As soon as Henry Ford’s Model T rolled off the assembly line, the age of the automobile began. What was once seen as a silly modern contraption called the “horseless carriage”, the car began to rapidly alter not only the areas in which many lived, but society itself.
With more and more families purchasing cars, the notion of tourism took shape. It became very popular to go on long Sunday drives, visit famous national landmarks, or head to a warmer location during the colder winter months. As routes were built across the landscape, and small towns became bustling tourist “hot spots”, the car allowed even the most smallest of budgets access to a more luxurious life, even if it was only for a few days.
Hmmm…I wonder where they are headed?
But hold on modern travelers…another advancement is on the horizon….
From the time when Charles Lindbergh and Amelia Earhart helped build commercial air flights in America, air travel became, and has remained, the fastest and most common form of international travel.
By the 1930’s, Pan American airlines began to fly upper class passengers across the Atlantic and the Pacific Oceans, giving these individuals access to diverse locations in record time. Despite the high risk of death (risk of airplane failure was dramatically higher during the 1930’s-1960’s), tourists began to adapt and enjoy the newly termed “jet-set” lifestyle, where weekend vacations came in vogue.
Shortest time to sunshine…and my toes in the sand! 🙂

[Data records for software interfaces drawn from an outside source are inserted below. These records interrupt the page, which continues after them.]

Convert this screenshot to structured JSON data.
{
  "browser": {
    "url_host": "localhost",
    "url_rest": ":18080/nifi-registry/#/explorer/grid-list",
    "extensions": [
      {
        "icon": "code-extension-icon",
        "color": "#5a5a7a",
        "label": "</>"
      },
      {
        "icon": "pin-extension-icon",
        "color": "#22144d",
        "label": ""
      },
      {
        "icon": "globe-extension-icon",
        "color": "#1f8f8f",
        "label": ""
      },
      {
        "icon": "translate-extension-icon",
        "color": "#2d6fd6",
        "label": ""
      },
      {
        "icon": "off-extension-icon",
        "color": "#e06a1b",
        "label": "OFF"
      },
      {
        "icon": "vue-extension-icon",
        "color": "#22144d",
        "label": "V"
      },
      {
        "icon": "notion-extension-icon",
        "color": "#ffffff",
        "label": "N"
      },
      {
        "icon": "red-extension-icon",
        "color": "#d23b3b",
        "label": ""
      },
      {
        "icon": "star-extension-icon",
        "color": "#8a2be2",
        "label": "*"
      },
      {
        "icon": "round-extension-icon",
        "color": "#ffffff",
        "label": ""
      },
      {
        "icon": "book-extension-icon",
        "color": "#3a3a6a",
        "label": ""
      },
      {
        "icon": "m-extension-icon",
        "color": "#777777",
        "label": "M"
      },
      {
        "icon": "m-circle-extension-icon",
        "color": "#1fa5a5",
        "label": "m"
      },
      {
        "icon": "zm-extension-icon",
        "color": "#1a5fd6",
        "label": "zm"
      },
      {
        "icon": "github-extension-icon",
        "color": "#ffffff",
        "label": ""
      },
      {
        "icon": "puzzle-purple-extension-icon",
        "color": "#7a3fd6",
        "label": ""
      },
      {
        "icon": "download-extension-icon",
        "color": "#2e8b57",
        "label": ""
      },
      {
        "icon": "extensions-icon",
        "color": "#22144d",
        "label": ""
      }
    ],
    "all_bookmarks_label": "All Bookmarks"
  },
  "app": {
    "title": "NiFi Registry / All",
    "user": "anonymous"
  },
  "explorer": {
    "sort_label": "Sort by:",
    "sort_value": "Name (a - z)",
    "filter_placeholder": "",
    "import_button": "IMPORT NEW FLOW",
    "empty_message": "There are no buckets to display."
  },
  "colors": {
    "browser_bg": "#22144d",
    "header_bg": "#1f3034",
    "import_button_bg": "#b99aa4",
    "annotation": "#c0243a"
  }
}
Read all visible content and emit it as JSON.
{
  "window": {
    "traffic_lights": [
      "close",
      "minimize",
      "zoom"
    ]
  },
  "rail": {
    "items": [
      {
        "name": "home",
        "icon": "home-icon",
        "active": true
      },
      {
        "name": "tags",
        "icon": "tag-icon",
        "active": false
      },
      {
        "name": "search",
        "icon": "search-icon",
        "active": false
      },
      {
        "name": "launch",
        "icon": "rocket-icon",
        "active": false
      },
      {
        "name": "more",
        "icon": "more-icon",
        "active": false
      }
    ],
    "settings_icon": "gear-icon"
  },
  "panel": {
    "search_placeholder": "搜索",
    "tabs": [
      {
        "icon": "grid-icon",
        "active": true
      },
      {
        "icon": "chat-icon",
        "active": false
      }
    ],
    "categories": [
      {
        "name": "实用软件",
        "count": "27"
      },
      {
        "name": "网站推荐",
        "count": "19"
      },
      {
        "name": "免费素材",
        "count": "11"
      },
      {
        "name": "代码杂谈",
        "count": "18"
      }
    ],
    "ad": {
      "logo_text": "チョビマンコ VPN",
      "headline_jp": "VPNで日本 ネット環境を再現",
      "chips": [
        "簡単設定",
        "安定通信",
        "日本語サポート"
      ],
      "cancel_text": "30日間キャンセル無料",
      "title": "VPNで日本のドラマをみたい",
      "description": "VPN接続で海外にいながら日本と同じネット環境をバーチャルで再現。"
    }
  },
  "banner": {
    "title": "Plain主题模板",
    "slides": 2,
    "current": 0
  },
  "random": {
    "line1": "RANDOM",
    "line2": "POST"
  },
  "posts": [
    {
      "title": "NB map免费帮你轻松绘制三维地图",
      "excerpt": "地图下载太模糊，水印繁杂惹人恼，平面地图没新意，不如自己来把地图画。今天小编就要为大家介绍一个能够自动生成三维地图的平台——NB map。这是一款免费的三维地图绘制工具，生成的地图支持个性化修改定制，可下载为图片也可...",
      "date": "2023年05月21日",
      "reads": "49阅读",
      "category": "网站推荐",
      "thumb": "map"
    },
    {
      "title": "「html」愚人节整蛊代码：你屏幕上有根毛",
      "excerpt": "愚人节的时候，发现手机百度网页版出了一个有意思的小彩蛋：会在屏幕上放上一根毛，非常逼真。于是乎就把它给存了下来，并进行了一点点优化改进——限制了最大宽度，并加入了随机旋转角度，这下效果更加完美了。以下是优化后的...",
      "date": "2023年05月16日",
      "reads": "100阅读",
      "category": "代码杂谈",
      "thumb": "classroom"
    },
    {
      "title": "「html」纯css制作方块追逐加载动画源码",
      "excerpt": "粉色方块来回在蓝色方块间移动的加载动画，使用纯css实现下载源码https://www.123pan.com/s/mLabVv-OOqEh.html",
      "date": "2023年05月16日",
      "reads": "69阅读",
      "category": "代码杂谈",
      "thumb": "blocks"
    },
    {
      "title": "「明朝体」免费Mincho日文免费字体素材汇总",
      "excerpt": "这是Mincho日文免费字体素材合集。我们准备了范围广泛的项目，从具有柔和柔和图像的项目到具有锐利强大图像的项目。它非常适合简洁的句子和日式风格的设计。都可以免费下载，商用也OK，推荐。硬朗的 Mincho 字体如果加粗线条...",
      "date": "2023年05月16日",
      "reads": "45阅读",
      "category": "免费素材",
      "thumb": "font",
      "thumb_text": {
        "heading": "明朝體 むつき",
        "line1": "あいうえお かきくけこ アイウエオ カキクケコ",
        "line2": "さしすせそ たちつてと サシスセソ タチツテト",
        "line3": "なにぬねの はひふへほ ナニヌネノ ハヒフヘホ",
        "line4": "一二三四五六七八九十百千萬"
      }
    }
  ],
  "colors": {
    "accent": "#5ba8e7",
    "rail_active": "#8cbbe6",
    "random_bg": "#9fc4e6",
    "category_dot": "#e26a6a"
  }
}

Catering to a richer population during the 1950’s-1960’s, flying by plane was much more expensive than today’s ticket prices, but you would, of course, receive more with each purchase. More leg space, cushier seats, unlimited alcohol, a no smoking ban, and in some cases, a flight attendant for every 5 people, were just a few of the “extras” flyers could enjoy. One added bonus: each passenger would be handed a postcard as they entered the plane showing the proposed menu, along with an “activity” to keep one occupied during the long flight.
Now that is a spread!
Flying is still the most common form of international travel, yet I feel as though some of the “sparkle” has gone out of it’s appeal. Perhaps the reality of the world in which we live has played a larger impact on it or perhaps the “novelty” of air flight has worn off….yet there is one last mode of travel that has seen itself through all of the above technologies and stayed relevant: the ocean liner.
Long used as the most common way to travel from continent to continent, ocean travel has been used for exploration, invasion, and perhaps more recently, vacations. With ocean liner tycoons catering to the upper crust following the 1890’s, these large ships began to be viewed as floating hotels, as well as symbols of national pride.
Imagine being on the bow as this large ship steamed into port…
Traveling on these new floating islands secured your sign of social stature and allowed you to maintain a high standard of living without being cramped up next to a fellow passenger. Boasting smoking rooms, drawing rooms, elegant tea rooms and large suites, traveling by water maintained popularity even through the rise of the airplane. With owners wishing to maintain a healthy bottom line and compete against the speed of air travel, their companies promised that “You may arrive faster on an airplane, but you arrive happier on an ocean liner.”
I would have to say that might just be true. 😉
Even though the supposed “golden age” of many of these methods have come to an end, it is still fascinating to see how our parents, grandparents, or even great-grandparents found their way to more exotic places.
1920-30.com – 1920’s Travel
americanhistory.si.edu “On the Water”
Sezyrn, Erkan, Medat, Yolal. “Golden Age of Mass Tourism; Its History and Development”
xroads.virginia.edu “The Road to Autopia and the Spatial Transformation of American Culture”